How to Be, Do, or Have Anything invites you to begin taking immediate action to fulfill the deepest desires of your heart. As you move through the interactive worksheets and exercises, your dreams begin to crystallize, to take on form and substance. The book can even help you tap into new visions for your life, visions which have been with you all the while but have remained hidden from your awareness. The key to it all is application of the “manifestation formula.” I like to think of the eight steps of the manifestation formula as the essential amino acids of the creative process. Just as our bodies can spontaneously produce the rest of the amino acids from the essential ones, so, by mastering and applying the eight essentials of the manifestation formula, we can spontaneously generate the particulars that we require to flesh out our unique manifestations. I have seen firsthand how applying this formula has helped people to regain confidence in their creative capacities and transform their lives. I invite you to embrace the creative process that is your life on earth and begin shaping it in the image of your dreams.

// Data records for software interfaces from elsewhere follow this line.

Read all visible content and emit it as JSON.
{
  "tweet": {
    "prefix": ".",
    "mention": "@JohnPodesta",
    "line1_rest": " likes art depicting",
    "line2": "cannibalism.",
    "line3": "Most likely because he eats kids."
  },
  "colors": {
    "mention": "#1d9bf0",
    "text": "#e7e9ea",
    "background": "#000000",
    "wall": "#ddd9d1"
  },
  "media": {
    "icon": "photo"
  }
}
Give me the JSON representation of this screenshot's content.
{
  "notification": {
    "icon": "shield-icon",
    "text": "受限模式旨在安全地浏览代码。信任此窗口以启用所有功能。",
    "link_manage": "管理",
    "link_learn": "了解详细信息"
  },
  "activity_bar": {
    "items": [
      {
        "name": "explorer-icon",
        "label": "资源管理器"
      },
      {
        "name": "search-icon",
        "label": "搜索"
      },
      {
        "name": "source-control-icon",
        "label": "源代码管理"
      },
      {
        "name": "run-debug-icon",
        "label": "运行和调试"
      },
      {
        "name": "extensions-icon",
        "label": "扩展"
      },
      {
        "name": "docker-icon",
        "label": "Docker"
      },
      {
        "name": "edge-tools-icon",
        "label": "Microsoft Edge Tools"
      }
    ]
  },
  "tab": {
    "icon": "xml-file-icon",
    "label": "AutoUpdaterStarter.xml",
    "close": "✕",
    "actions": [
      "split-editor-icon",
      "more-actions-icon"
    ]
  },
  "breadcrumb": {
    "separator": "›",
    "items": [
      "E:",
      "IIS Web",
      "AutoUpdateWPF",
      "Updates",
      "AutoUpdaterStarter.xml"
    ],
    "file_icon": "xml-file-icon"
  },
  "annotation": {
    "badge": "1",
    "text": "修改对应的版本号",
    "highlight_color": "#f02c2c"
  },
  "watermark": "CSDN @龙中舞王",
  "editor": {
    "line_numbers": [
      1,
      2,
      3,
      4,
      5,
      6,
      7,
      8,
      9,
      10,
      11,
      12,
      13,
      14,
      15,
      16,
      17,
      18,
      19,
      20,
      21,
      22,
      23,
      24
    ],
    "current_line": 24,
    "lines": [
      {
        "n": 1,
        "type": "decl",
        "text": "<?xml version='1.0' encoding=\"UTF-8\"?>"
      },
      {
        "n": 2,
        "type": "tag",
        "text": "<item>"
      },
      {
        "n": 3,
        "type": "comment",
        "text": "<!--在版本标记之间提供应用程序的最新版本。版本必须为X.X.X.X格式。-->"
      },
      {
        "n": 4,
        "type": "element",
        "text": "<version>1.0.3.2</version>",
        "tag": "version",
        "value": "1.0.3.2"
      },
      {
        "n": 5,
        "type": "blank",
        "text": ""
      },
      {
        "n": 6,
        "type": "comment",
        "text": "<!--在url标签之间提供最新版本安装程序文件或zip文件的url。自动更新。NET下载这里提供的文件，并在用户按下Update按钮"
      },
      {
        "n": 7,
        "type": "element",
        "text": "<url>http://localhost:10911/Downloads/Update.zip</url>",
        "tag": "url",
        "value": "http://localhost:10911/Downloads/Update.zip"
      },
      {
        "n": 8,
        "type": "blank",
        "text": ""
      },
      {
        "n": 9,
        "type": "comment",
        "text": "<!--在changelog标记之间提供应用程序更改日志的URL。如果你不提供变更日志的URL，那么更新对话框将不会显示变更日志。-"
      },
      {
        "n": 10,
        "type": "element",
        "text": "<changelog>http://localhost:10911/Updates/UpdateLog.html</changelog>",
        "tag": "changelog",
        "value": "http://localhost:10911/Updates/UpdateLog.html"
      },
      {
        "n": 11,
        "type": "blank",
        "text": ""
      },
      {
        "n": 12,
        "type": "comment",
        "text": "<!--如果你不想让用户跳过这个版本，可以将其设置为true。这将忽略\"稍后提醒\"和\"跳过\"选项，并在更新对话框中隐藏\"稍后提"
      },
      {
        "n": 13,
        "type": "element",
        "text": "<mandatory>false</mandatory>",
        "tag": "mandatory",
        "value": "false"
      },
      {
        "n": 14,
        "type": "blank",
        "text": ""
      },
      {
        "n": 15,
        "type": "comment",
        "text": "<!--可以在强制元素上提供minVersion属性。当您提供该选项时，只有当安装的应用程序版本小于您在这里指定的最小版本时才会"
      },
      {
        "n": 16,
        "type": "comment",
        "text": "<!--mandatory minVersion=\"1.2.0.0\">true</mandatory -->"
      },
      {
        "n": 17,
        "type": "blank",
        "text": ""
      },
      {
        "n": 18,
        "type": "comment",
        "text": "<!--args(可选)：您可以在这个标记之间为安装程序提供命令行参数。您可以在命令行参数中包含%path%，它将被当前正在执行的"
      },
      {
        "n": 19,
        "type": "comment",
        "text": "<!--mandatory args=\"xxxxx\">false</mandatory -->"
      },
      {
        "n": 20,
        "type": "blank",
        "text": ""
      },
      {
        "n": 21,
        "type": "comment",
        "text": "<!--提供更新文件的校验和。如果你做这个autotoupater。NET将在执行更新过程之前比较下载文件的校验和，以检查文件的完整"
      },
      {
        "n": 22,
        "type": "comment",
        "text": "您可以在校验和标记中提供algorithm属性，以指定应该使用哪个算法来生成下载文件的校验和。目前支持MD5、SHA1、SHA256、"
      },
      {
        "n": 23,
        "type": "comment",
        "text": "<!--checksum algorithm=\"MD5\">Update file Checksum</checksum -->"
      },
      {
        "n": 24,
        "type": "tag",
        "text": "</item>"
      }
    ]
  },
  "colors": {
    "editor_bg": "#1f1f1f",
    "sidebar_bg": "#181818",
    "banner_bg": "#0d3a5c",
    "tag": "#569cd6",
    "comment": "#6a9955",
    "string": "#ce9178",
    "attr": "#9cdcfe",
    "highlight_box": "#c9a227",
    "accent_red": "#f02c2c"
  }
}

Read the Introduction to How to Be, Do, or Have Anything

Copyright © Laurence G. Boldt, 2001 All rights reserved.


Zen and the Art of Making a Living Zen Soup How to Find the Work You Love The Tao of Abundance

Laurence G. Boldt is a writer, career consultant, and personal coach with nearly two decades of experience helping people shape their dreams into practical realities. He has been credited with helping to revolutionize the career field with a new a vision of work and a new technology of vocational guidance. Laurence is the author of five books including the bestselling Zen and the Art of Making a Living and How to Find the Work You Love.


Visit Laurence's Website at:


Daily Soul Retreat at SoulfulLiving.com
Soul Retreat Goodies!

Support SoulfulLiving.com
Show Us Your Love ♥


Energy Muse Jewelry
Energy Muse Jewelry

Wild Divine Meditation Software featuring Deepak Chopra
Meditation Software

Energy Muse - Sacred Yoga Jewelry

Copyright © 1999-2014 Soulful Living®.

Soulful Website Design by The Creative Soul®.